**WORK ITEM:**
Go through the data below. Pull out every line that has the word "this".

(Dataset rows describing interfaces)
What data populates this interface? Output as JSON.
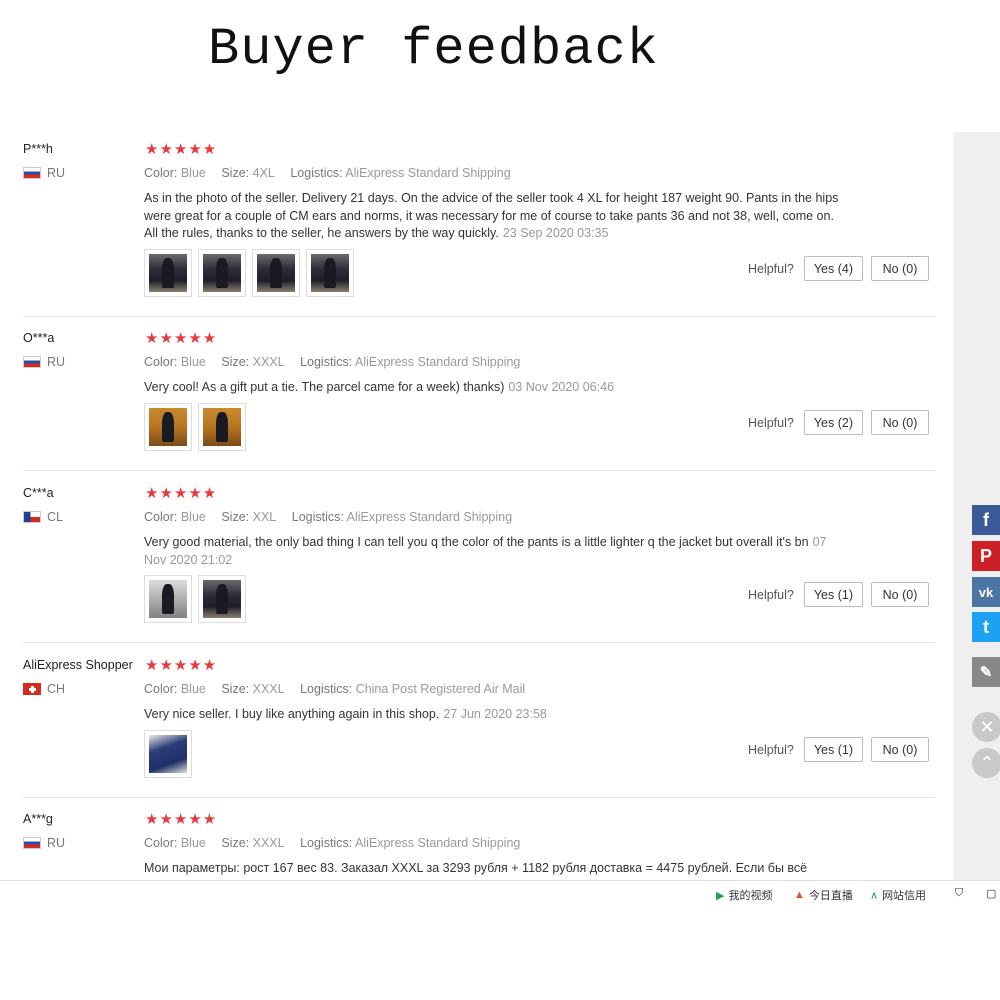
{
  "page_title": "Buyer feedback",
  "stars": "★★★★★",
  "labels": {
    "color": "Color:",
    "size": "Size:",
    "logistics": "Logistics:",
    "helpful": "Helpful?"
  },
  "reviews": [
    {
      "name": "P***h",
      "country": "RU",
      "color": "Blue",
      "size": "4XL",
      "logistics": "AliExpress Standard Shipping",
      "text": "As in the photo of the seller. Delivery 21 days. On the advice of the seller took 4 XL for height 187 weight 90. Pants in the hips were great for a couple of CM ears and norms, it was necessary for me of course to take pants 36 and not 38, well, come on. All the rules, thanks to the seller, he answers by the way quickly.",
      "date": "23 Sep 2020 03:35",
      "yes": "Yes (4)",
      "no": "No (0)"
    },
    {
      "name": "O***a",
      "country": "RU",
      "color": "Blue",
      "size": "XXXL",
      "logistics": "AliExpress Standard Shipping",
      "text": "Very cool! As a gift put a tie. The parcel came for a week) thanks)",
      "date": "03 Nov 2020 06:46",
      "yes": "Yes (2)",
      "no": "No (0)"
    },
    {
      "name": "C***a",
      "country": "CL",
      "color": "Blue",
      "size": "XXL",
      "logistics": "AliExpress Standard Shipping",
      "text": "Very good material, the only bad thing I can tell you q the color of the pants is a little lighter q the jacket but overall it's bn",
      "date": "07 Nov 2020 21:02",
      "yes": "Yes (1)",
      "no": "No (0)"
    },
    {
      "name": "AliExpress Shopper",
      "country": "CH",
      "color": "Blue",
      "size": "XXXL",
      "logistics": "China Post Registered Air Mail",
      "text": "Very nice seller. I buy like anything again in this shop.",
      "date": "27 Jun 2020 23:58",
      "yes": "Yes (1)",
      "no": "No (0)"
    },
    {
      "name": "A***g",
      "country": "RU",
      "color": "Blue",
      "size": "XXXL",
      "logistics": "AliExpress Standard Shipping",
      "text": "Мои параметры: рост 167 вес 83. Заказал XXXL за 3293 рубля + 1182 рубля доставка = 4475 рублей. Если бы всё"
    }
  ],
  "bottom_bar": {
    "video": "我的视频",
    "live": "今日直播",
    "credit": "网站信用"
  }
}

**RESULT:**
What data populates this interface? Output as JSON.
      "text": "Very nice seller. I buy like anything again in this shop.",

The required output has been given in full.